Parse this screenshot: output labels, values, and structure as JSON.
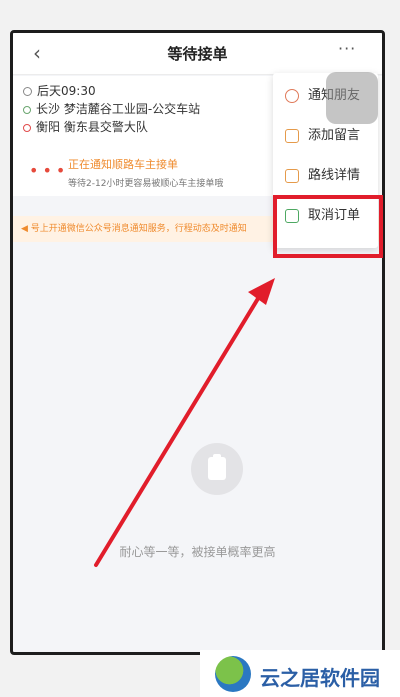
{
  "nav": {
    "title": "等待接单",
    "back_icon": "‹",
    "more_icon": "···"
  },
  "trip": {
    "time": "后天09:30",
    "from": "长沙 梦洁麓谷工业园-公交车站",
    "to": "衡阳 衡东县交警大队"
  },
  "notify": {
    "main": "正在通知顺路车主接单",
    "sub": "等待2-12小时更容易被顺心车主接单哦"
  },
  "banner": {
    "text": "号上开通微信公众号消息通知服务，行程动态及时通知"
  },
  "menu": {
    "items": [
      {
        "label": "通知朋友"
      },
      {
        "label": "添加留言"
      },
      {
        "label": "路线详情"
      },
      {
        "label": "取消订单"
      }
    ]
  },
  "empty": {
    "text": "耐心等一等，被接单概率更高"
  },
  "watermark": {
    "text": "云之居软件园"
  },
  "colors": {
    "accent": "#ef8b2e",
    "highlight": "#e11d2b",
    "arrow": "#e11d2b"
  }
}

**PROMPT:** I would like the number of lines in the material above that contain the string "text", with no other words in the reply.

**SOLUTION FOR THIS PROBLEM:** 3